▶ [WHAT IS REQUIRED] When a line in the entries contains the word "clock", copy that line in full.

(EXTRACTED DATA Opens)

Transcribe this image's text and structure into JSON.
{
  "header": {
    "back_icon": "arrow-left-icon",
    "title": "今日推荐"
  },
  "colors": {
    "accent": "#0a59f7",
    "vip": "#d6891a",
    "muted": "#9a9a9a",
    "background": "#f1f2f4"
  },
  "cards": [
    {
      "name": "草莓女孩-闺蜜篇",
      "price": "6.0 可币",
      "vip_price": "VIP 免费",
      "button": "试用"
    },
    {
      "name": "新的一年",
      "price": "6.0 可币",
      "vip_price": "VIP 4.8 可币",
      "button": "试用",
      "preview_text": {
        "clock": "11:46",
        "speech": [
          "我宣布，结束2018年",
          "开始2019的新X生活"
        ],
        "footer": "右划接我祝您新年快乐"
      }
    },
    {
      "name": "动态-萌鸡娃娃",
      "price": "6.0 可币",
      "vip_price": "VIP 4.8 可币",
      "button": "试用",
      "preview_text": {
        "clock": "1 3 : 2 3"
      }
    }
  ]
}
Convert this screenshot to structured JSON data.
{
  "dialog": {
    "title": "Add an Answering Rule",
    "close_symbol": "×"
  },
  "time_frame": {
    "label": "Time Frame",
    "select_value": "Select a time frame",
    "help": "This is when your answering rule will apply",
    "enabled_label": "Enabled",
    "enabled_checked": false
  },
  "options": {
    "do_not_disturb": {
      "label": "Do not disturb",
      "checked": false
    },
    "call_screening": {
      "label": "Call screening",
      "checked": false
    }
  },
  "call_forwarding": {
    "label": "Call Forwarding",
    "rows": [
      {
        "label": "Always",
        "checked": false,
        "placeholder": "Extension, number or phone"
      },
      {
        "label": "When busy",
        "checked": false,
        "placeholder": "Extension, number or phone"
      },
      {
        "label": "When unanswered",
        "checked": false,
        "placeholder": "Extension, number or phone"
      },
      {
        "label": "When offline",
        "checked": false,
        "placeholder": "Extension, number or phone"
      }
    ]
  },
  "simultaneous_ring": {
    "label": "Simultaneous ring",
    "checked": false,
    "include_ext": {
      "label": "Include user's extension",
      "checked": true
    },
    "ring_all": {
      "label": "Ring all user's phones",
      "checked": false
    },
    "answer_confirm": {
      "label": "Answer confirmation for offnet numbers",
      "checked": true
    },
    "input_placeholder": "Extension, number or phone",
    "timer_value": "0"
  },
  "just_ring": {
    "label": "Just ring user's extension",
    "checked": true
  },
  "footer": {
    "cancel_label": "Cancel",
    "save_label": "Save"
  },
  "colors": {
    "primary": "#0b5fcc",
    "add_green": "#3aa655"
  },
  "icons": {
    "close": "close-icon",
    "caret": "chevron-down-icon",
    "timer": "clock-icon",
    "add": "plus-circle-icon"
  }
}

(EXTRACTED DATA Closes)

▶ [PROBLEM SOLUTION]
        "clock": "11:46",
        "clock": "1 3 : 2 3"
    "timer": "clock-icon",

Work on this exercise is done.